How do railroads analyze their data?
In most cases, the volume and complexity of railroad industry big data requires specially constructed analytics tools and systems. Accordingly, many rail companies are partnering with technology firms to develop innovative solutions for their data.
One example of a tool specially designed to handle vast railroad databases is the Traffic Flow Analyzer (TFA), which was created for transportation company CSX by global management consulting firm Oliver Wyman. Built as a custom-designed data warehouse capable of archiving three years of train movement records, the TFA uses data extraction and mapping tools to generate such information as geographic pie maps of yard activity, traffic density maps, and detailed reports. Rather than simply modeling rail routes, the TFA stores the actual route taken by each car and each train on every trip, thus allowing the data to be used with tremendous rigor and precision to complete tasks such as engineering studies of bridge loads or ton-mile and car-mile calculations.
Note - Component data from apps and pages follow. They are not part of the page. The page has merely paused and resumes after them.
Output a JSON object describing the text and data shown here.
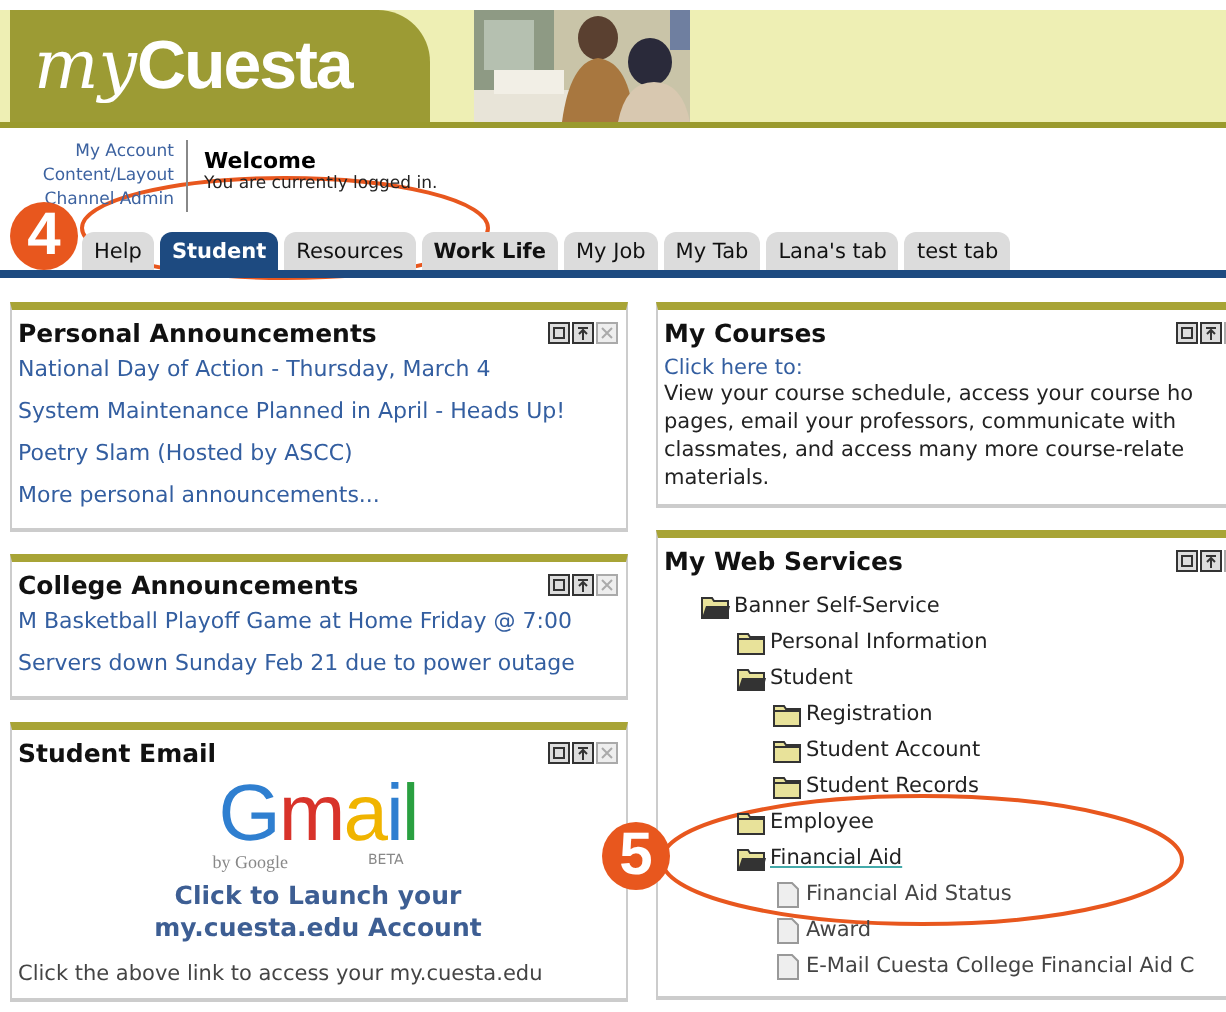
{
  "header": {
    "logo": {
      "script": "my",
      "word": "Cuesta"
    }
  },
  "account_links": [
    "My Account",
    "Content/Layout",
    "Channel Admin"
  ],
  "welcome": {
    "title": "Welcome",
    "message": "You are currently logged in."
  },
  "tabs": [
    {
      "label": "Help",
      "selected": false,
      "bold": false
    },
    {
      "label": "Student",
      "selected": true,
      "bold": true
    },
    {
      "label": "Resources",
      "selected": false,
      "bold": false
    },
    {
      "label": "Work Life",
      "selected": false,
      "bold": true
    },
    {
      "label": "My Job",
      "selected": false,
      "bold": false
    },
    {
      "label": "My Tab",
      "selected": false,
      "bold": false
    },
    {
      "label": "Lana's tab",
      "selected": false,
      "bold": false
    },
    {
      "label": "test tab",
      "selected": false,
      "bold": false
    }
  ],
  "left_column": [
    {
      "kind": "links",
      "title": "Personal Announcements",
      "links": [
        "National Day of Action - Thursday, March 4",
        "System Maintenance Planned in April - Heads Up!",
        "Poetry Slam (Hosted by ASCC)",
        "More personal announcements..."
      ]
    },
    {
      "kind": "links",
      "title": "College Announcements",
      "links": [
        "M Basketball Playoff Game at Home Friday @ 7:00",
        "Servers down Sunday Feb 21 due to power outage"
      ]
    },
    {
      "kind": "email",
      "title": "Student Email",
      "logo": {
        "word": "Gmail",
        "by": "by Google",
        "beta": "BETA"
      },
      "launch": [
        "Click to Launch your",
        "my.cuesta.edu Account"
      ],
      "note": "Click the above link to access your my.cuesta.edu"
    }
  ],
  "right_column": [
    {
      "kind": "text",
      "title": "My Courses",
      "link": "Click here to:",
      "lines": [
        "View your course schedule, access your course ho",
        "pages, email your professors, communicate with",
        "classmates, and access many more course-relate",
        "materials."
      ]
    },
    {
      "kind": "tree",
      "title": "My Web Services",
      "tree": [
        {
          "label": "Banner Self-Service",
          "kind": "folder",
          "expanded": true,
          "children": [
            {
              "label": "Personal Information",
              "kind": "folder",
              "expanded": false
            },
            {
              "label": "Student",
              "kind": "folder",
              "expanded": true,
              "children": [
                {
                  "label": "Registration",
                  "kind": "folder",
                  "expanded": false
                },
                {
                  "label": "Student Account",
                  "kind": "folder",
                  "expanded": false
                },
                {
                  "label": "Student Records",
                  "kind": "folder",
                  "expanded": false
                }
              ]
            },
            {
              "label": "Employee",
              "kind": "folder",
              "expanded": false
            },
            {
              "label": "Financial Aid",
              "kind": "folder",
              "expanded": true,
              "children": [
                {
                  "label": "Financial Aid Status",
                  "kind": "document"
                },
                {
                  "label": "Award",
                  "kind": "document"
                },
                {
                  "label": "E-Mail Cuesta College Financial Aid C",
                  "kind": "document"
                }
              ]
            }
          ]
        }
      ]
    }
  ],
  "annotations": [
    {
      "number": "4"
    },
    {
      "number": "5"
    }
  ]
}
Naturally, with this increased focus on gathering and analyzing big data, railroad IT departments are becoming more integral to railroad operations than ever before. For example, the IT department of Union Pacific, which numbers about 2,000 people, devotes roughly half of its staff to managing all the company’s software systems, including the design, development, and building new software products from the ground up.
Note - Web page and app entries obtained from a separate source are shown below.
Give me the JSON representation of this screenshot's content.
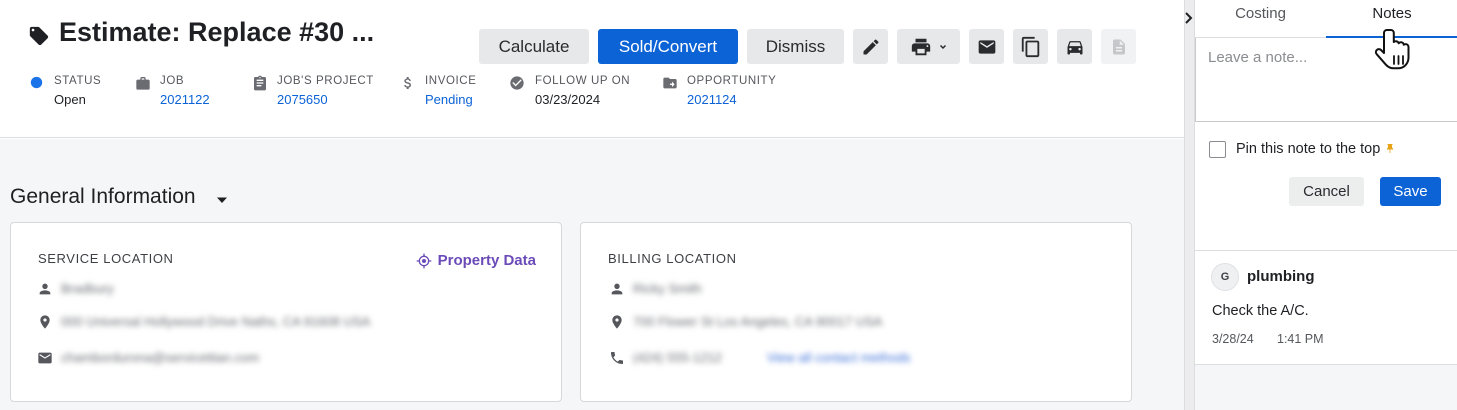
{
  "estimate": {
    "title": "Estimate: Replace #30 ...",
    "actions": {
      "calculate": "Calculate",
      "sold_convert": "Sold/Convert",
      "dismiss": "Dismiss"
    },
    "meta": [
      {
        "label": "STATUS",
        "value": "Open",
        "icon": "status-dot-icon",
        "color": "#1a73e8"
      },
      {
        "label": "JOB",
        "value": "2021122",
        "icon": "briefcase-icon"
      },
      {
        "label": "JOB'S PROJECT",
        "value": "2075650",
        "icon": "clipboard-icon"
      },
      {
        "label": "INVOICE",
        "value": "Pending",
        "icon": "dollar-icon"
      },
      {
        "label": "FOLLOW UP ON",
        "value": "03/23/2024",
        "icon": "check-circle-icon"
      },
      {
        "label": "OPPORTUNITY",
        "value": "2021124",
        "icon": "folder-icon"
      }
    ]
  },
  "general_info": {
    "title": "General Information",
    "service_location": {
      "title": "SERVICE LOCATION",
      "property_data": "Property Data",
      "name": "Bradbury",
      "address": "000 Universal Hollywood Drive Naths, CA 91608 USA",
      "email": "chambordurona@servicetitan.com"
    },
    "billing_location": {
      "title": "BILLING LOCATION",
      "name": "Ricky Smith",
      "address": "700 Flower St Los Angeles, CA 90017 USA",
      "phone": "(424) 555-1212",
      "contact_link": "View all contact methods"
    }
  },
  "panel": {
    "tabs": [
      "Costing",
      "Notes"
    ],
    "active_tab": "Notes",
    "note_placeholder": "Leave a note...",
    "pin_label": "Pin this note to the top",
    "cancel": "Cancel",
    "save": "Save",
    "note": {
      "avatar": "G",
      "author": "plumbing",
      "text": "Check the A/C.",
      "date": "3/28/24",
      "time": "1:41 PM"
    }
  },
  "colors": {
    "primary": "#0c63d6",
    "link": "#0c63d6",
    "property_data": "#6b4bb8",
    "pin": "#e8a317"
  }
}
Two ways the railroad industry uses big data.
1) Predictive analysis and derailment reduction.
A major factor in reducing the number of derailments in the railroad industry is being able to predict when they might occur, and thus prevent them by pinpointing the specific factors that cause them. This feat requires a combination of data-gathering tools and predictive analytics. Tools like thermometers, acoustic sensors, and visual sensors located on rail-car undercarriages paint a picture of track and wheel operation, and indicate any imminent problems, such as wheels beginning to flatten or bearings wearing down. This data is extremely helpful in spotting imminently dangerous situations. However, when combined with predictive analytics software programs, the results allow railroad companies to predict problems days or even weeks in advance. They can then repair or remove defective equipment in a more timely and cost-effective manner.
2) Real-time analytics to minimize disruption.
The railroad industry revolves around scheduling: crews, tracks, terminals, locomotives, and freight cars are all impacted by the precise timing needed to keep everything running efficiently. But given the interconnectedness of railroad operations, things can quickly spiral out of control if there is no real-time system in place to deal with unexpected events, like breakdowns, weather, and accidents. To help keep things running smoothly, railroad companies turn to automatic, real-time rescheduling systems, which bring in raw data from multiple sources to show exactly what’s happening in the moment, and allow surprises to be handled with as little disruption as possible. In their operations, these real-time systems rely on events streaming in from such places as sensors in brakes, bearings, couplings, rails, and switches; GPS units on trains that provide train speed, arrival time, and separation between trains; and radio-frequency identification in terminals and at designated points along the rails.